++++ ENTRIES PROVIDED ++++

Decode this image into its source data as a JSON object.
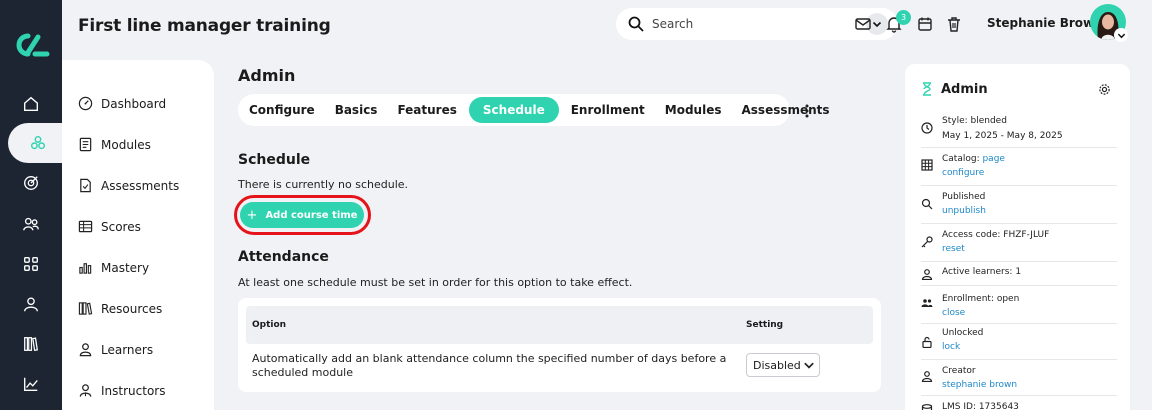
{
  "header": {
    "course_title": "First line manager training",
    "search": {
      "placeholder": "Search"
    },
    "notification_count": "3",
    "user_name": "Stephanie Brown"
  },
  "sidebar": {
    "items": [
      {
        "label": "Dashboard",
        "icon": "dashboard-icon"
      },
      {
        "label": "Modules",
        "icon": "book-icon"
      },
      {
        "label": "Assessments",
        "icon": "assessment-icon"
      },
      {
        "label": "Scores",
        "icon": "table-icon"
      },
      {
        "label": "Mastery",
        "icon": "bar-chart-icon"
      },
      {
        "label": "Resources",
        "icon": "library-icon"
      },
      {
        "label": "Learners",
        "icon": "person-icon"
      },
      {
        "label": "Instructors",
        "icon": "instructor-icon"
      }
    ]
  },
  "main": {
    "page_title": "Admin",
    "tabs": [
      {
        "label": "Configure"
      },
      {
        "label": "Basics"
      },
      {
        "label": "Features"
      },
      {
        "label": "Schedule",
        "active": true
      },
      {
        "label": "Enrollment"
      },
      {
        "label": "Modules"
      },
      {
        "label": "Assessments"
      }
    ],
    "schedule": {
      "heading": "Schedule",
      "empty_text": "There is currently no schedule.",
      "add_button": "Add course time"
    },
    "attendance": {
      "heading": "Attendance",
      "note": "At least one schedule must be set in order for this option to take effect.",
      "col_option": "Option",
      "col_setting": "Setting",
      "row_text": "Automatically add an blank attendance column the specified number of days before a scheduled module",
      "row_value": "Disabled"
    }
  },
  "panel": {
    "title": "Admin",
    "items": [
      {
        "label": "Style: blended",
        "value": "May 1, 2025 - May 8, 2025",
        "icon": "clock-icon"
      },
      {
        "label": "Catalog: ",
        "label_link": "page",
        "value": "configure",
        "icon": "grid-icon"
      },
      {
        "label": "Published",
        "value": "unpublish",
        "icon": "search-icon"
      },
      {
        "label": "Access code: FHZF-JLUF",
        "value": "reset",
        "icon": "key-icon"
      },
      {
        "label": "Active learners: 1",
        "value": "",
        "icon": "person-icon"
      },
      {
        "label": "Enrollment: open",
        "value": "close",
        "icon": "group-icon"
      },
      {
        "label": "Unlocked",
        "value": "lock",
        "icon": "lock-icon"
      },
      {
        "label": "Creator",
        "value": "stephanie brown",
        "icon": "person-icon"
      },
      {
        "label": "LMS ID: 1735643",
        "value": "",
        "icon": "database-icon"
      }
    ]
  },
  "colors": {
    "accent": "#2fd3b0",
    "rail": "#1d2432",
    "link": "#1e88c9",
    "highlight": "#e5141b"
  }
}
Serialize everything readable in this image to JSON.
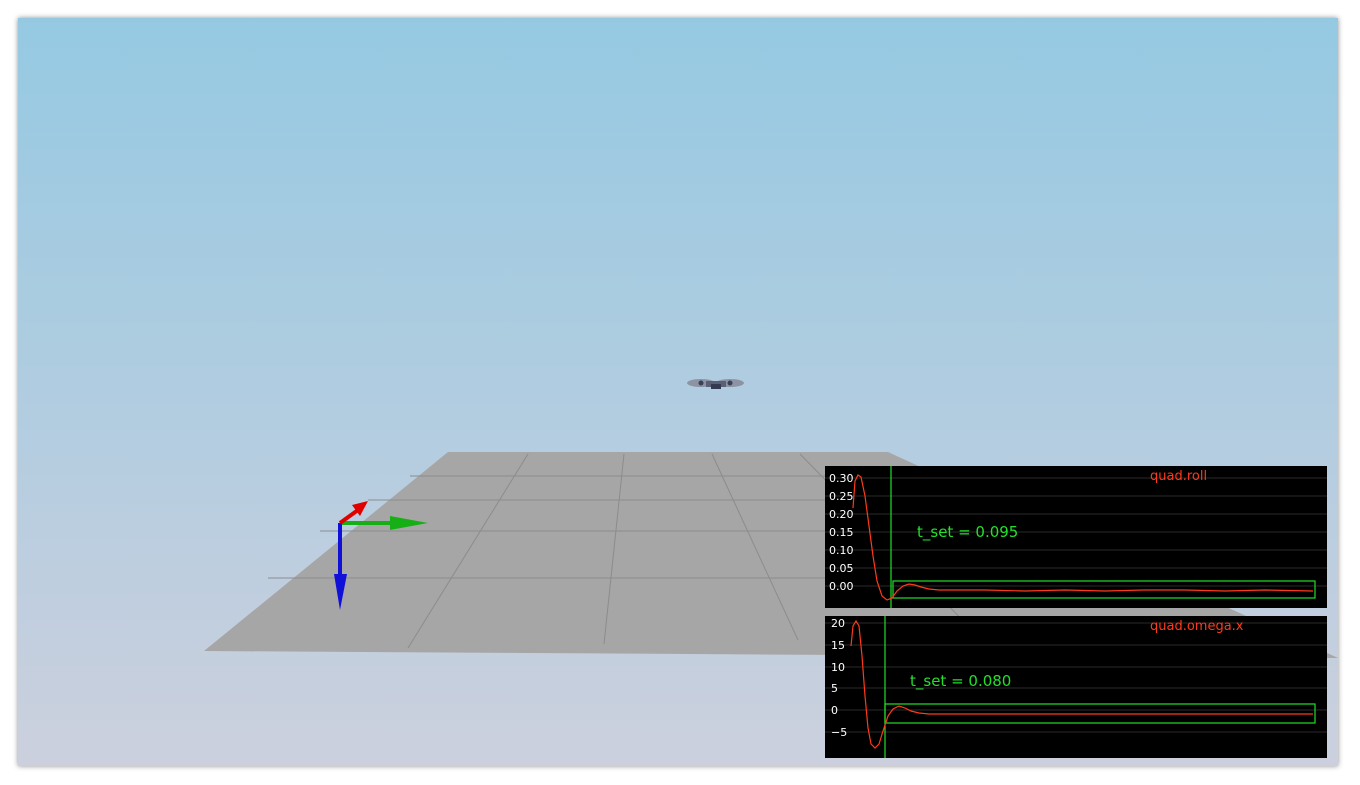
{
  "colors": {
    "sky_top": "#95c9e2",
    "sky_bottom": "#ccd0de",
    "ground": "#a6a6a6",
    "grid": "#8c8c8c",
    "trace": "#ff3a1a",
    "settle": "#22e02a",
    "axis_x": "#e00000",
    "axis_y": "#16b016",
    "axis_z": "#1010d8"
  },
  "icons": {
    "vehicle": "quadcopter-icon",
    "frame": "coordinate-axes-icon"
  },
  "plots": [
    {
      "id": "roll",
      "title": "quad.roll",
      "y_ticks": [
        "0.30",
        "0.25",
        "0.20",
        "0.15",
        "0.10",
        "0.05",
        "0.00"
      ],
      "settle_label": "t_set  =  0.095"
    },
    {
      "id": "omega",
      "title": "quad.omega.x",
      "y_ticks": [
        "20",
        "15",
        "10",
        "5",
        "0",
        "−5"
      ],
      "settle_label": "t_set  =  0.080"
    }
  ]
}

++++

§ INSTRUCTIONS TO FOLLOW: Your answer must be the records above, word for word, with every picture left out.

§ EXERCISE SOLUTION:
Decode this image into its source data as a JSON object.
{
  "header": {
    "course_title": "First line manager training",
    "search": {
      "placeholder": "Search"
    },
    "notification_count": "3",
    "user_name": "Stephanie Brown"
  },
  "sidebar": {
    "items": [
      {
        "label": "Dashboard",
        "icon": "dashboard-icon"
      },
      {
        "label": "Modules",
        "icon": "book-icon"
      },
      {
        "label": "Assessments",
        "icon": "assessment-icon"
      },
      {
        "label": "Scores",
        "icon": "table-icon"
      },
      {
        "label": "Mastery",
        "icon": "bar-chart-icon"
      },
      {
        "label": "Resources",
        "icon": "library-icon"
      },
      {
        "label": "Learners",
        "icon": "person-icon"
      },
      {
        "label": "Instructors",
        "icon": "instructor-icon"
      }
    ]
  },
  "main": {
    "page_title": "Admin",
    "tabs": [
      {
        "label": "Configure"
      },
      {
        "label": "Basics"
      },
      {
        "label": "Features"
      },
      {
        "label": "Schedule",
        "active": true
      },
      {
        "label": "Enrollment"
      },
      {
        "label": "Modules"
      },
      {
        "label": "Assessments"
      }
    ],
    "schedule": {
      "heading": "Schedule",
      "empty_text": "There is currently no schedule.",
      "add_button": "Add course time"
    },
    "attendance": {
      "heading": "Attendance",
      "note": "At least one schedule must be set in order for this option to take effect.",
      "col_option": "Option",
      "col_setting": "Setting",
      "row_text": "Automatically add an blank attendance column the specified number of days before a scheduled module",
      "row_value": "Disabled"
    }
  },
  "panel": {
    "title": "Admin",
    "items": [
      {
        "label": "Style: blended",
        "value": "May 1, 2025 - May 8, 2025",
        "icon": "clock-icon"
      },
      {
        "label": "Catalog: ",
        "label_link": "page",
        "value": "configure",
        "icon": "grid-icon"
      },
      {
        "label": "Published",
        "value": "unpublish",
        "icon": "search-icon"
      },
      {
        "label": "Access code: FHZF-JLUF",
        "value": "reset",
        "icon": "key-icon"
      },
      {
        "label": "Active learners: 1",
        "value": "",
        "icon": "person-icon"
      },
      {
        "label": "Enrollment: open",
        "value": "close",
        "icon": "group-icon"
      },
      {
        "label": "Unlocked",
        "value": "lock",
        "icon": "lock-icon"
      },
      {
        "label": "Creator",
        "value": "stephanie brown",
        "icon": "person-icon"
      },
      {
        "label": "LMS ID: 1735643",
        "value": "",
        "icon": "database-icon"
      }
    ]
  },
  "colors": {
    "accent": "#2fd3b0",
    "rail": "#1d2432",
    "link": "#1e88c9",
    "highlight": "#e5141b"
  }
}
Serialize everything readable in this image to JSON.
{
  "colors": {
    "sky_top": "#95c9e2",
    "sky_bottom": "#ccd0de",
    "ground": "#a6a6a6",
    "grid": "#8c8c8c",
    "trace": "#ff3a1a",
    "settle": "#22e02a",
    "axis_x": "#e00000",
    "axis_y": "#16b016",
    "axis_z": "#1010d8"
  },
  "icons": {
    "vehicle": "quadcopter-icon",
    "frame": "coordinate-axes-icon"
  },
  "plots": [
    {
      "id": "roll",
      "title": "quad.roll",
      "y_ticks": [
        "0.30",
        "0.25",
        "0.20",
        "0.15",
        "0.10",
        "0.05",
        "0.00"
      ],
      "settle_label": "t_set  =  0.095"
    },
    {
      "id": "omega",
      "title": "quad.omega.x",
      "y_ticks": [
        "20",
        "15",
        "10",
        "5",
        "0",
        "−5"
      ],
      "settle_label": "t_set  =  0.080"
    }
  ]
}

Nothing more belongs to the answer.